She holds a white trimmed cross in her left hand and a miniature representation of the monastery she founded in her right.


St. Brigid’s overhead emblem is five green oak leaves and acorns represent a ‘Cill’ meaning cell or church. In Irish ‘An Daire’ means is a type of oak tree, so Kildare means “Church of the Oak” where she founded her church.


In Ireland’s ancient past, the 1st of February was the day on which the festival of Imbolc was held. According to folklore the year was split into four quarters or ‘Quarter Days which represented the four seasons; summer (May Day/Bealtaine), autumn (Lammas/Lúnasa), winter (Halloween/Samhain); these sections were equidistant from a solstice or an equinox. Imbolc celebrated the birth of lambs with the coming of spring and meant ‘within the  womb’. It also appeared in early literature as Oímelc meaning ‘lactation’ bringing a sense fertility, birth, and renewal. Centuries later it had been altered and adopted  to celebrate Lá Fhéile Bridgide, the feast of St Brigid.

Customs associated with St. Brigid

Customs associated with St. Brigid vary throughout the country but the remaining one around Ballinrobe is the making of St. Brigid crosses by many in the community, especially the children of the local national schools.

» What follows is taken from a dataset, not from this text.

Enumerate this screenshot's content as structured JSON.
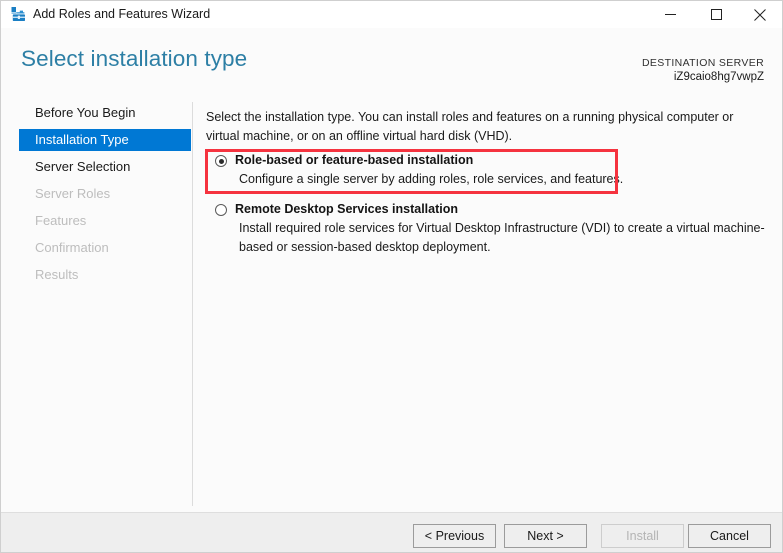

Rushes are picked and woven by hand into the traditional four-armed cross associated with Brigid.  These crosses are possibly Pre-Christian in origin with some three armed and elaborate lozenge types associated with other parts of County Mayo.

This first day of Spring February 1st, St. Brigid’s Day, celebrates the coming of spring which brings the gifts of renewal and growth for all.

In nature soil awaits tilling resulting in propagation, lambs have yet to be born, the daffodils will bloom shortly, leaves will soon dress our trees and winter, hopefully, will be left behind resulting in hope for a successful and healthy year ahead for all.

Further reading:

Fahey, Denis, An Irishman’s Diary, Irish Times, January, 27 January 2015 p 17

O’Hanlon,John, Lives of the Irish Saints, Duffy & Sons, London, Vol  ll & lll

Staunton, Averil, Harry Clarke’s Liquid Light, BAHS, Ballinrobe, 2014, p 39


No Comments

Start the ball rolling by posting a comment on this page!

Add a comment about this page

Your email address will not be published. Required fields are marked *